Exercise requirements:
Images should be left out, and everything else in the listing reproduced exactly.

════════════════

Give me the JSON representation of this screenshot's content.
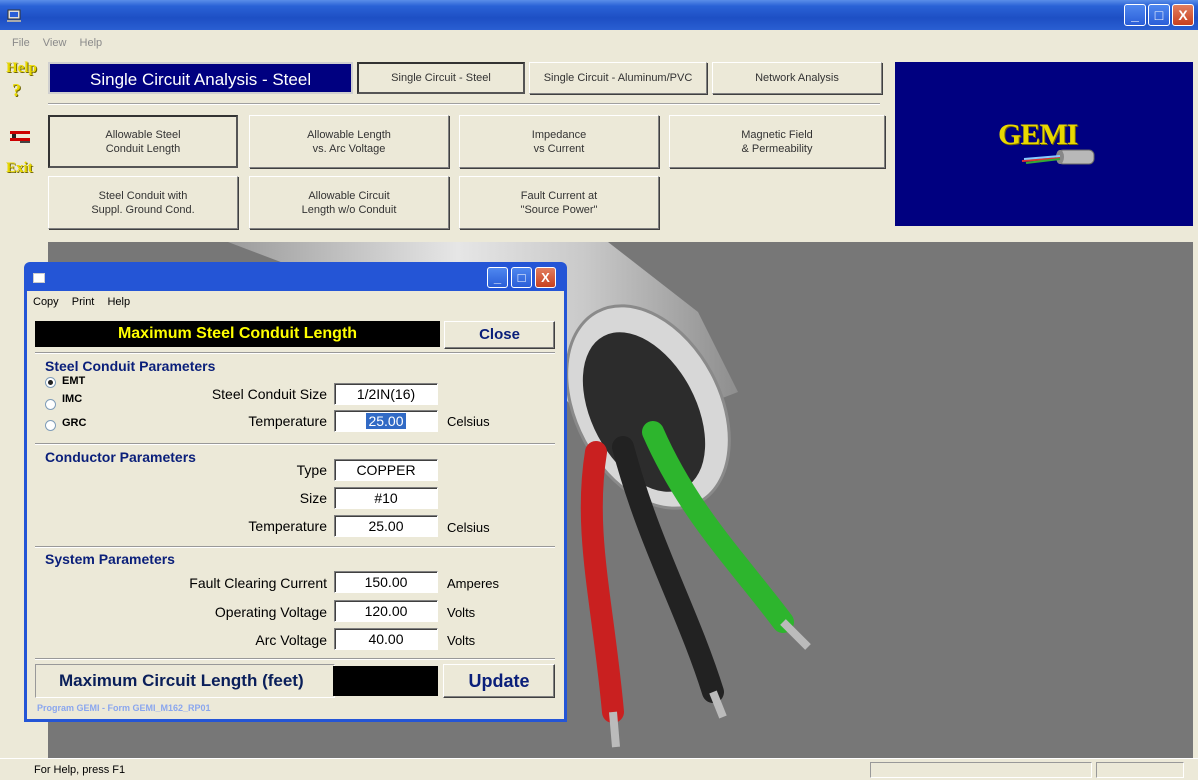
{
  "window": {
    "minimize": "_",
    "maximize": "□",
    "close": "X"
  },
  "menu": [
    "File",
    "View",
    "Help"
  ],
  "rail": {
    "help": "Help",
    "question": "?",
    "exit": "Exit"
  },
  "header": {
    "title": "Single Circuit Analysis - Steel",
    "tabs": [
      "Single Circuit - Steel",
      "Single Circuit - Aluminum/PVC",
      "Network Analysis"
    ]
  },
  "analysis_buttons": [
    {
      "line1": "Allowable Steel",
      "line2": "Conduit Length"
    },
    {
      "line1": "Allowable Length",
      "line2": "vs. Arc Voltage"
    },
    {
      "line1": "Impedance",
      "line2": "vs Current"
    },
    {
      "line1": "Magnetic Field",
      "line2": "& Permeability"
    },
    {
      "line1": "Steel Conduit with",
      "line2": "Suppl. Ground Cond."
    },
    {
      "line1": "Allowable Circuit",
      "line2": "Length w/o Conduit"
    },
    {
      "line1": "Fault Current at",
      "line2": "\"Source Power\""
    }
  ],
  "logo": "GEMI",
  "status": {
    "message": "For Help, press F1"
  },
  "dialog": {
    "menu": [
      "Copy",
      "Print",
      "Help"
    ],
    "title": "Maximum Steel Conduit Length",
    "close_label": "Close",
    "steel": {
      "heading": "Steel Conduit Parameters",
      "radios": [
        {
          "label": "EMT",
          "selected": true
        },
        {
          "label": "IMC",
          "selected": false
        },
        {
          "label": "GRC",
          "selected": false
        }
      ],
      "size_label": "Steel Conduit Size",
      "size_value": "1/2IN(16)",
      "temp_label": "Temperature",
      "temp_value": "25.00",
      "temp_unit": "Celsius"
    },
    "conductor": {
      "heading": "Conductor Parameters",
      "type_label": "Type",
      "type_value": "COPPER",
      "size_label": "Size",
      "size_value": "#10",
      "temp_label": "Temperature",
      "temp_value": "25.00",
      "temp_unit": "Celsius"
    },
    "system": {
      "heading": "System Parameters",
      "fault_label": "Fault Clearing Current",
      "fault_value": "150.00",
      "fault_unit": "Amperes",
      "opv_label": "Operating Voltage",
      "opv_value": "120.00",
      "opv_unit": "Volts",
      "arc_label": "Arc Voltage",
      "arc_value": "40.00",
      "arc_unit": "Volts"
    },
    "result_label": "Maximum Circuit Length (feet)",
    "result_value": "",
    "update_label": "Update",
    "footer": "Program GEMI - Form GEMI_M162_RP01"
  }
}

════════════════

Response below:
Give me the JSON representation of this screenshot's content.
{
  "window": {
    "minimize": "_",
    "maximize": "□",
    "close": "X"
  },
  "menu": [
    "File",
    "View",
    "Help"
  ],
  "rail": {
    "help": "Help",
    "question": "?",
    "exit": "Exit"
  },
  "header": {
    "title": "Single Circuit Analysis - Steel",
    "tabs": [
      "Single Circuit - Steel",
      "Single Circuit - Aluminum/PVC",
      "Network Analysis"
    ]
  },
  "analysis_buttons": [
    {
      "line1": "Allowable Steel",
      "line2": "Conduit Length"
    },
    {
      "line1": "Allowable Length",
      "line2": "vs. Arc Voltage"
    },
    {
      "line1": "Impedance",
      "line2": "vs Current"
    },
    {
      "line1": "Magnetic Field",
      "line2": "& Permeability"
    },
    {
      "line1": "Steel Conduit with",
      "line2": "Suppl. Ground Cond."
    },
    {
      "line1": "Allowable Circuit",
      "line2": "Length w/o Conduit"
    },
    {
      "line1": "Fault Current at",
      "line2": "\"Source Power\""
    }
  ],
  "logo": "GEMI",
  "status": {
    "message": "For Help, press F1"
  },
  "dialog": {
    "menu": [
      "Copy",
      "Print",
      "Help"
    ],
    "title": "Maximum Steel Conduit Length",
    "close_label": "Close",
    "steel": {
      "heading": "Steel Conduit Parameters",
      "radios": [
        {
          "label": "EMT",
          "selected": true
        },
        {
          "label": "IMC",
          "selected": false
        },
        {
          "label": "GRC",
          "selected": false
        }
      ],
      "size_label": "Steel Conduit Size",
      "size_value": "1/2IN(16)",
      "temp_label": "Temperature",
      "temp_value": "25.00",
      "temp_unit": "Celsius"
    },
    "conductor": {
      "heading": "Conductor Parameters",
      "type_label": "Type",
      "type_value": "COPPER",
      "size_label": "Size",
      "size_value": "#10",
      "temp_label": "Temperature",
      "temp_value": "25.00",
      "temp_unit": "Celsius"
    },
    "system": {
      "heading": "System Parameters",
      "fault_label": "Fault Clearing Current",
      "fault_value": "150.00",
      "fault_unit": "Amperes",
      "opv_label": "Operating Voltage",
      "opv_value": "120.00",
      "opv_unit": "Volts",
      "arc_label": "Arc Voltage",
      "arc_value": "40.00",
      "arc_unit": "Volts"
    },
    "result_label": "Maximum Circuit Length (feet)",
    "result_value": "",
    "update_label": "Update",
    "footer": "Program GEMI - Form GEMI_M162_RP01"
  }
}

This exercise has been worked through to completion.